Top of MATERIALS PROVIDED
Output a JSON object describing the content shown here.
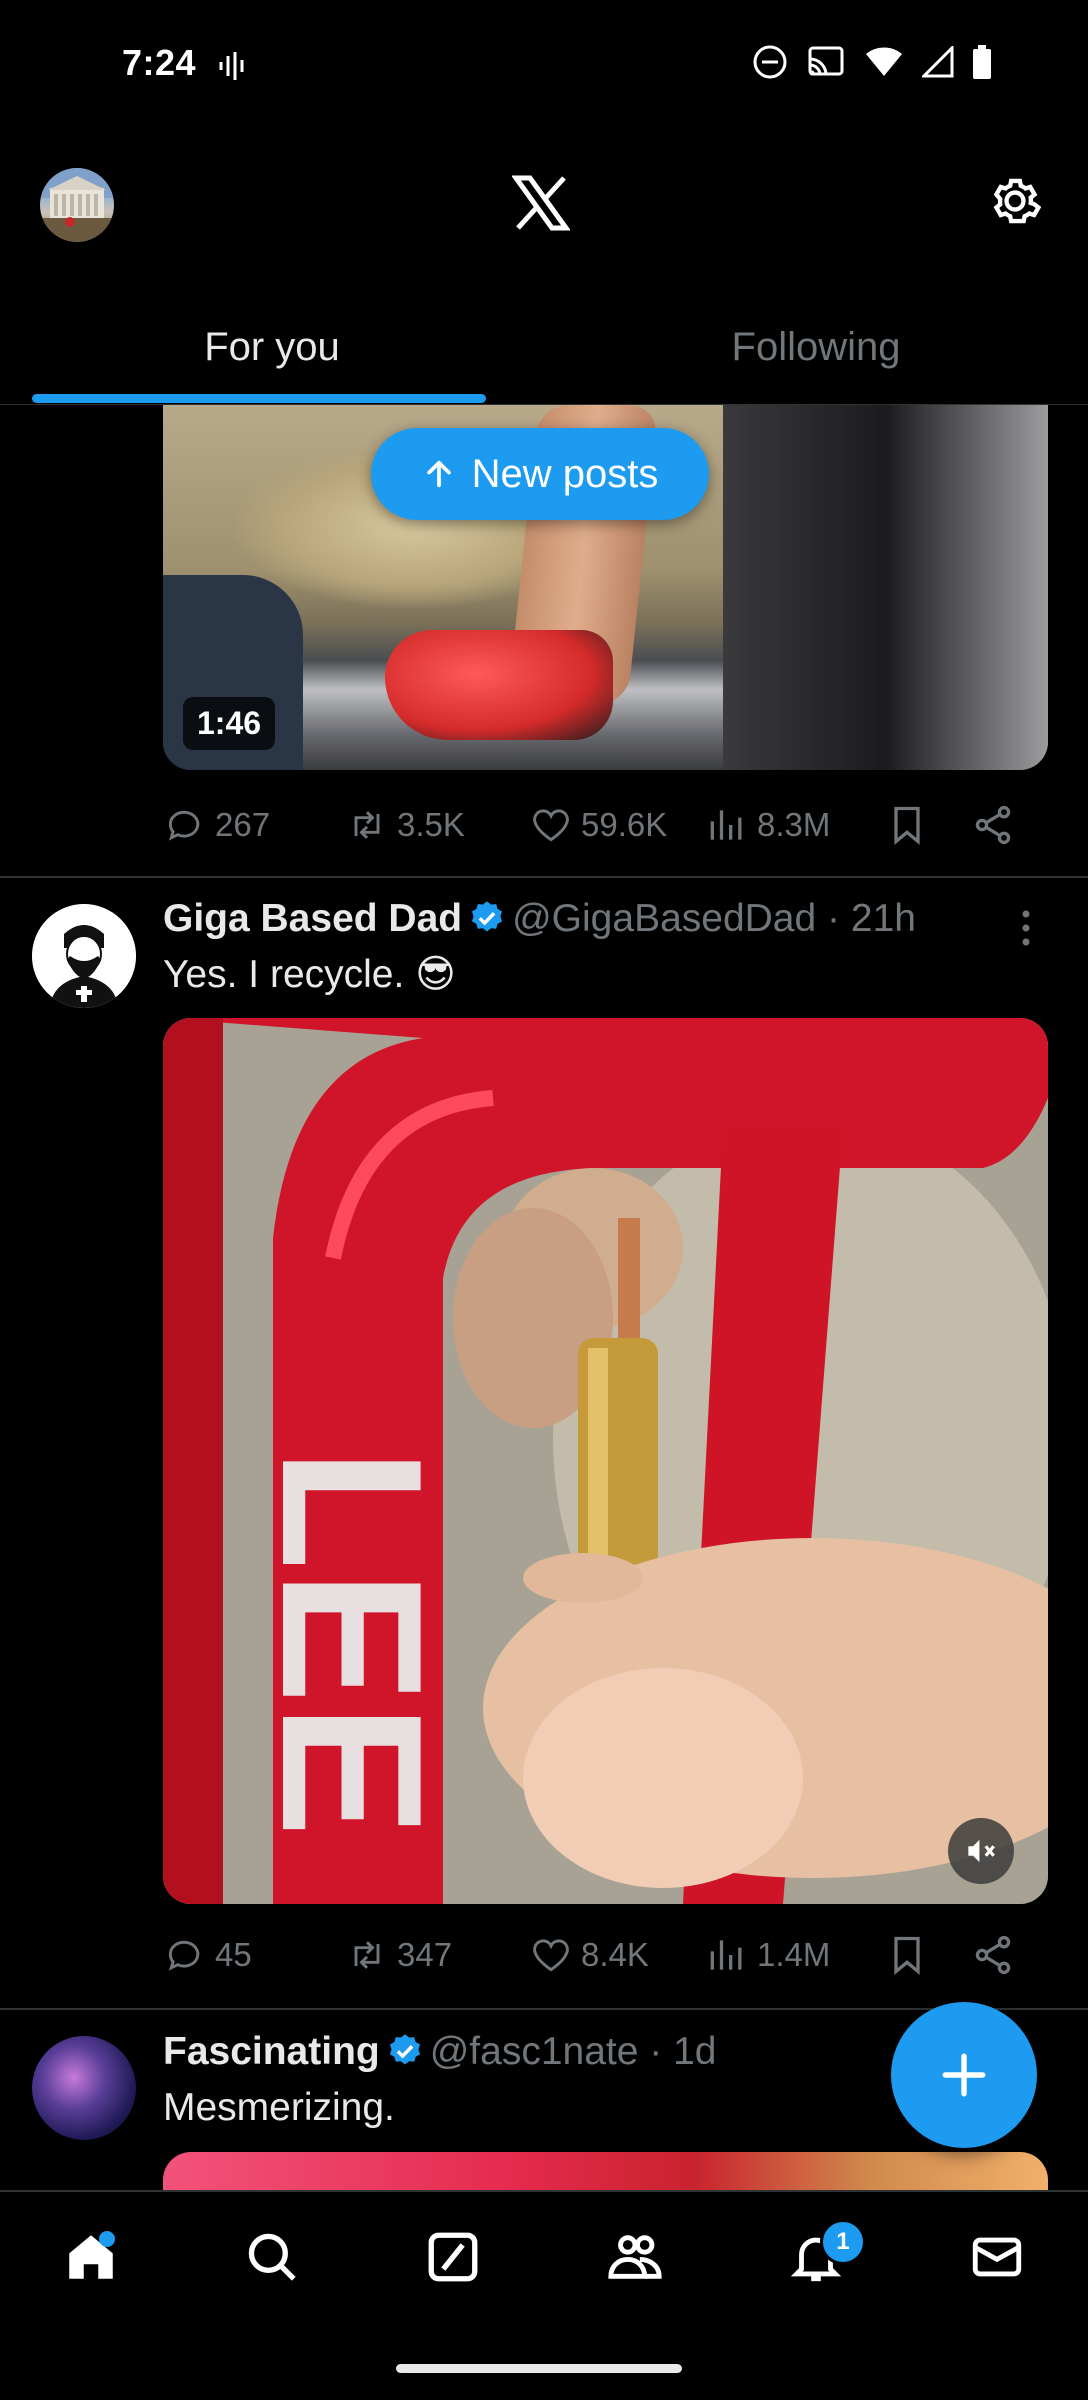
{
  "status_bar": {
    "time": "7:24"
  },
  "header": {
    "tabs": [
      {
        "label": "For you",
        "active": true
      },
      {
        "label": "Following",
        "active": false
      }
    ],
    "new_posts_label": "New posts"
  },
  "posts": [
    {
      "media_duration": "1:46",
      "stats": {
        "replies": "267",
        "reposts": "3.5K",
        "likes": "59.6K",
        "views": "8.3M"
      }
    },
    {
      "author_name": "Giga Based Dad",
      "handle": "@GigaBasedDad",
      "time": "21h",
      "text": "Yes. I recycle. 😎",
      "stats": {
        "replies": "45",
        "reposts": "347",
        "likes": "8.4K",
        "views": "1.4M"
      }
    },
    {
      "author_name": "Fascinating",
      "handle": "@fasc1nate",
      "time": "1d",
      "text": "Mesmerizing."
    }
  ],
  "bottom_nav": {
    "notifications_badge": "1"
  },
  "colors": {
    "accent": "#1d9bf0",
    "muted": "#71767b",
    "divider": "#2f3336"
  }
}
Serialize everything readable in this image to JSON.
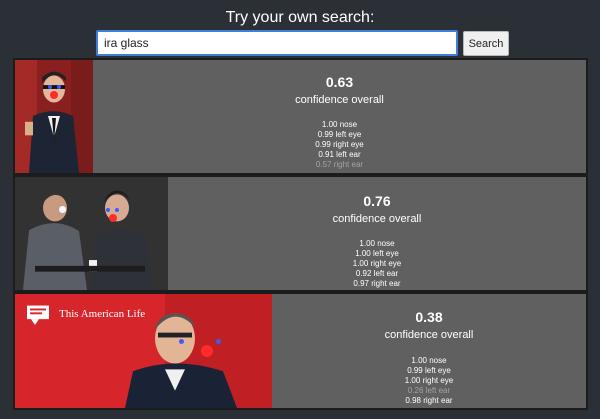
{
  "header": {
    "title": "Try your own search:",
    "search_value": "ira glass",
    "search_button": "Search"
  },
  "results": [
    {
      "score": "0.63",
      "confidence_label": "confidence overall",
      "keypoints": [
        {
          "score": "1.00",
          "part": "nose",
          "low": false
        },
        {
          "score": "0.99",
          "part": "left eye",
          "low": false
        },
        {
          "score": "0.99",
          "part": "right eye",
          "low": false
        },
        {
          "score": "0.91",
          "part": "left ear",
          "low": false
        },
        {
          "score": "0.57",
          "part": "right ear",
          "low": true
        }
      ]
    },
    {
      "score": "0.76",
      "confidence_label": "confidence overall",
      "keypoints": [
        {
          "score": "1.00",
          "part": "nose",
          "low": false
        },
        {
          "score": "1.00",
          "part": "left eye",
          "low": false
        },
        {
          "score": "1.00",
          "part": "right eye",
          "low": false
        },
        {
          "score": "0.92",
          "part": "left ear",
          "low": false
        },
        {
          "score": "0.97",
          "part": "right ear",
          "low": false
        }
      ]
    },
    {
      "score": "0.38",
      "confidence_label": "confidence overall",
      "keypoints": [
        {
          "score": "1.00",
          "part": "nose",
          "low": false
        },
        {
          "score": "0.99",
          "part": "left eye",
          "low": false
        },
        {
          "score": "1.00",
          "part": "right eye",
          "low": false
        },
        {
          "score": "0.26",
          "part": "left ear",
          "low": true
        },
        {
          "score": "0.98",
          "part": "right ear",
          "low": false
        }
      ]
    }
  ],
  "images": {
    "third_logo_text": "This American Life"
  },
  "colors": {
    "page_bg": "#2b2f36",
    "card_bg": "#606060",
    "nose_dot": "#ff2b2b",
    "eye_dot": "#3b5bff",
    "low_confidence_text": "#a3a3a3"
  }
}
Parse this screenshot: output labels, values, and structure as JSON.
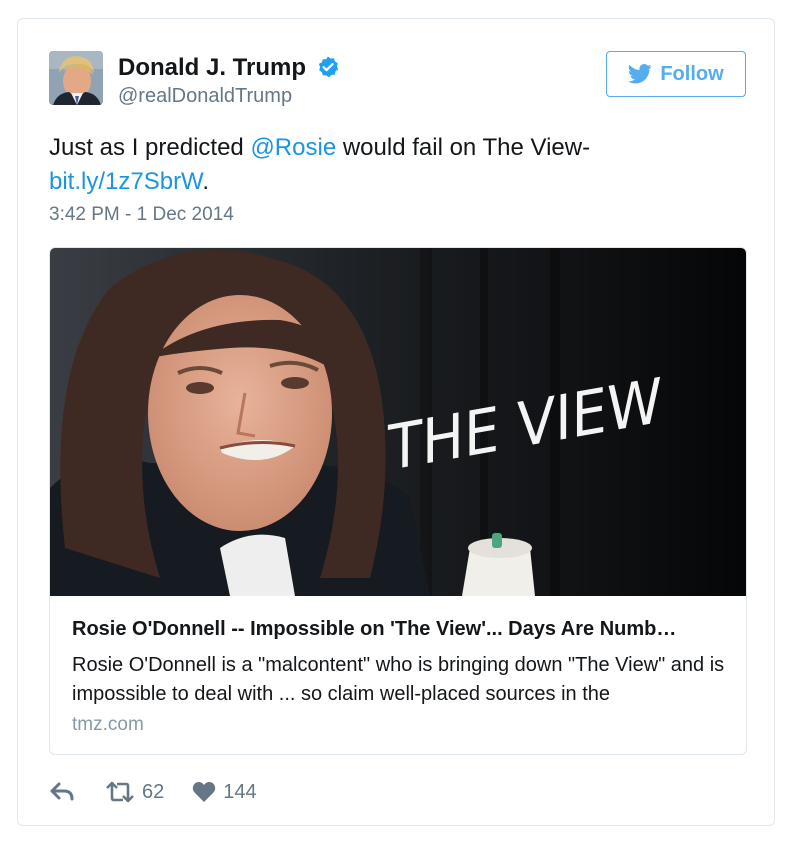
{
  "tweet": {
    "display_name": "Donald J. Trump",
    "handle": "@realDonaldTrump",
    "verified_icon": "verified-badge-icon",
    "follow_label": "Follow",
    "follow_icon": "twitter-bird-icon",
    "text_before": "Just as I predicted ",
    "mention": "@Rosie",
    "text_after": " would fail on The View-",
    "link": "bit.ly/1z7SbrW",
    "link_suffix": ".",
    "timestamp": "3:42 PM - 1 Dec 2014"
  },
  "card": {
    "image_text": "THE VIEW",
    "title": "Rosie O'Donnell -- Impossible on 'The View'... Days Are Numb…",
    "description": "Rosie O'Donnell is a \"malcontent\" who is bringing down \"The View\" and is impossible to deal with ... so claim well-placed sources in the",
    "domain": "tmz.com"
  },
  "actions": {
    "reply_icon": "reply-icon",
    "retweet_icon": "retweet-icon",
    "retweet_count": "62",
    "like_icon": "heart-icon",
    "like_count": "144"
  },
  "colors": {
    "accent": "#55acee",
    "link": "#1b95e0",
    "secondary_text": "#657786",
    "border": "#e1e8ed"
  }
}
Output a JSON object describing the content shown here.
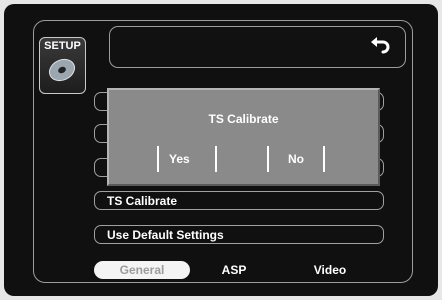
{
  "badge": {
    "label": "SETUP",
    "icon": "disc-icon"
  },
  "header": {
    "back_icon": "back-arrow-icon"
  },
  "menu": {
    "items": [
      {
        "label": ""
      },
      {
        "label": ""
      },
      {
        "label": ""
      },
      {
        "label": "TS Calibrate"
      },
      {
        "label": "Use Default Settings"
      }
    ]
  },
  "dialog": {
    "title": "TS Calibrate",
    "yes_label": "Yes",
    "no_label": "No"
  },
  "tabs": [
    {
      "label": "General",
      "selected": true
    },
    {
      "label": "ASP",
      "selected": false
    },
    {
      "label": "Video",
      "selected": false
    }
  ],
  "colors": {
    "background": "#101010",
    "dialog": "#8a8a8a",
    "selected_tab": "#f4f4f4"
  }
}
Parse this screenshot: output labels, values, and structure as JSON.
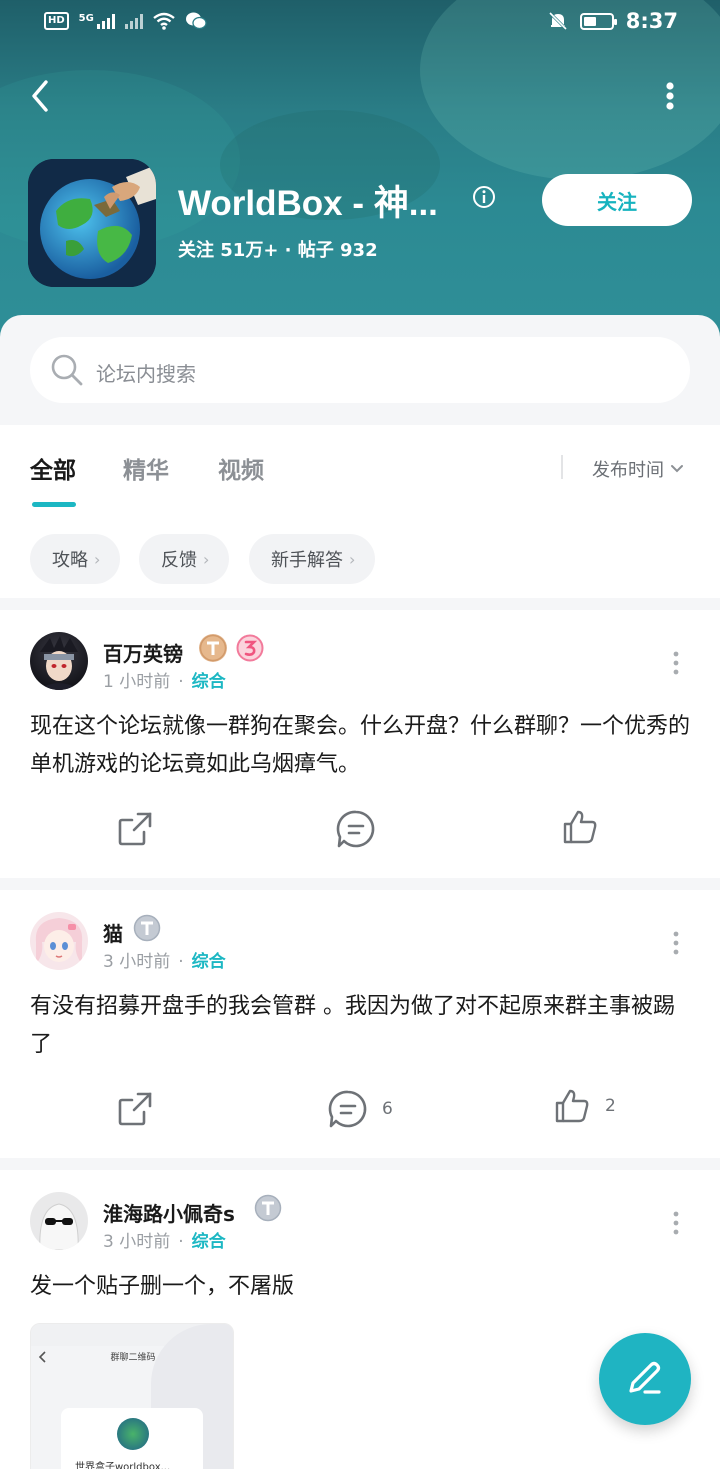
{
  "status_bar": {
    "left_chips": [
      "HD"
    ],
    "network_label": "5G",
    "time": "8:37"
  },
  "header": {
    "title": "WorldBox - 神...",
    "stats": "关注 51万+ · 帖子 932",
    "follow_label": "关注"
  },
  "search": {
    "placeholder": "论坛内搜索"
  },
  "tabs": {
    "items": [
      "全部",
      "精华",
      "视频"
    ],
    "active_index": 0,
    "sort_label": "发布时间"
  },
  "chips": [
    "攻略",
    "反馈",
    "新手解答"
  ],
  "posts": [
    {
      "username": "百万英镑",
      "time": "1 小时前",
      "category": "综合",
      "content": "现在这个论坛就像一群狗在聚会。什么开盘？什么群聊？一个优秀的单机游戏的论坛竟如此乌烟瘴气。",
      "comment_count": "",
      "like_count": ""
    },
    {
      "username": "猫",
      "time": "3 小时前",
      "category": "综合",
      "content": "有没有招募开盘手的我会管群  。我因为做了对不起原来群主事被踢了",
      "comment_count": "6",
      "like_count": "2"
    },
    {
      "username": "淮海路小佩奇s",
      "time": "3 小时前",
      "category": "综合",
      "content": "发一个贴子删一个，不屠版"
    }
  ],
  "thumbnail": {
    "title": "群聊二维码",
    "caption": "世界盒子worldbox..."
  },
  "colors": {
    "accent": "#1cb7c3",
    "header_bg": "#2a7d86",
    "fab": "#1fb4c2"
  },
  "icons": [
    "back-icon",
    "more-icon",
    "info-icon",
    "search-icon",
    "chevron-down-icon",
    "share-icon",
    "comment-icon",
    "like-icon",
    "edit-icon"
  ]
}
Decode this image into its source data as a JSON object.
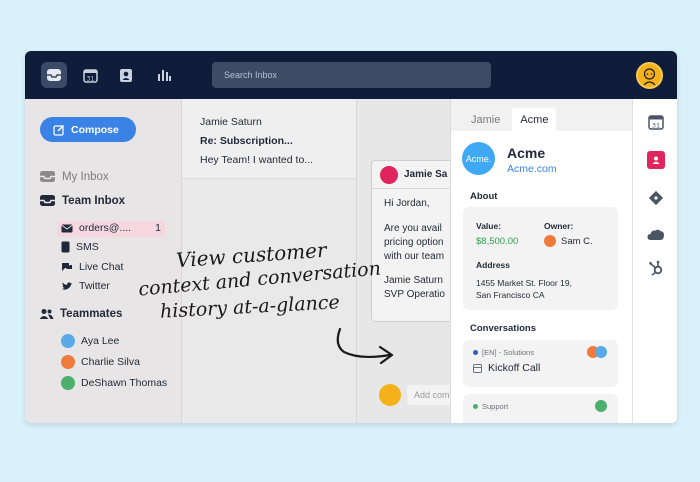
{
  "search": {
    "placeholder": "Search Inbox"
  },
  "sidebar": {
    "compose_label": "Compose",
    "my_inbox": "My Inbox",
    "team_inbox": "Team Inbox",
    "channels": [
      {
        "label": "orders@....",
        "count": "1",
        "icon": "envelope-icon"
      },
      {
        "label": "SMS",
        "icon": "sms-icon"
      },
      {
        "label": "Live Chat",
        "icon": "chat-icon"
      },
      {
        "label": "Twitter",
        "icon": "twitter-icon"
      }
    ],
    "teammates_header": "Teammates",
    "teammates": [
      {
        "name": "Aya Lee",
        "color": "#5aa9e6"
      },
      {
        "name": "Charlie Silva",
        "color": "#f07a3a"
      },
      {
        "name": "DeShawn Thomas",
        "color": "#4caf6d"
      }
    ]
  },
  "message_list": {
    "item": {
      "sender": "Jamie Saturn",
      "subject": "Re: Subscription...",
      "preview": "Hey Team! I wanted to..."
    }
  },
  "conversation": {
    "sender": "Jamie Sa",
    "greeting": "Hi Jordan,",
    "body_lines": [
      "Are you avail",
      "pricing option",
      "with our team"
    ],
    "signature_lines": [
      "Jamie Saturn",
      "SVP Operatio"
    ],
    "comment_placeholder": "Add com"
  },
  "panel": {
    "tabs": [
      "Jamie",
      "Acme"
    ],
    "logo_text": "Acme.",
    "company": "Acme",
    "website": "Acme.com",
    "about_header": "About",
    "value_label": "Value:",
    "value": "$8,500.00",
    "owner_label": "Owner:",
    "owner": "Sam C.",
    "address_label": "Address",
    "address_lines": [
      "1455 Market St. Floor 19,",
      "San Francisco CA"
    ],
    "conversations_header": "Conversations",
    "conversations": [
      {
        "tag": "[EN] - Solutions",
        "title": "Kickoff Call",
        "dot_color": "#2f5fb3"
      },
      {
        "tag": "Support",
        "title": "",
        "dot_color": "#4caf6d"
      }
    ]
  },
  "annotation": {
    "lines": [
      "View customer",
      "context and conversation",
      "history at-a-glance"
    ]
  },
  "colors": {
    "accent": "#3a82e6",
    "topbar": "#0f1d3a",
    "value_green": "#2e9e4f"
  }
}
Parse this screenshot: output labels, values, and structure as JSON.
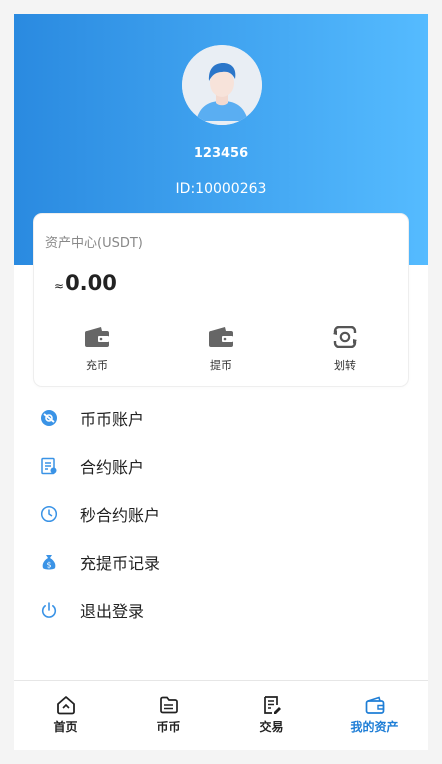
{
  "profile": {
    "username": "123456",
    "id_text": "ID:10000263"
  },
  "asset_card": {
    "title": "资产中心(USDT)",
    "approx_symbol": "≈",
    "balance": "0.00",
    "actions": [
      {
        "label": "充币",
        "icon": "wallet-icon"
      },
      {
        "label": "提币",
        "icon": "wallet-icon"
      },
      {
        "label": "划转",
        "icon": "transfer-icon"
      }
    ]
  },
  "menu": {
    "items": [
      {
        "label": "币币账户",
        "icon": "spot-account-icon"
      },
      {
        "label": "合约账户",
        "icon": "contract-account-icon"
      },
      {
        "label": "秒合约账户",
        "icon": "clock-icon"
      },
      {
        "label": "充提币记录",
        "icon": "money-bag-icon"
      },
      {
        "label": "退出登录",
        "icon": "power-icon"
      }
    ]
  },
  "tabbar": {
    "tabs": [
      {
        "label": "首页",
        "icon": "home-icon",
        "active": false
      },
      {
        "label": "币币",
        "icon": "folder-icon",
        "active": false
      },
      {
        "label": "交易",
        "icon": "document-icon",
        "active": false
      },
      {
        "label": "我的资产",
        "icon": "wallet-icon",
        "active": true
      }
    ]
  },
  "colors": {
    "header_gradient_start": "#2a8ae0",
    "header_gradient_end": "#55bbff",
    "accent": "#1f7ed6",
    "menu_icon": "#3a93e6"
  }
}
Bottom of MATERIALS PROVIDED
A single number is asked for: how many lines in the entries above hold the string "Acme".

4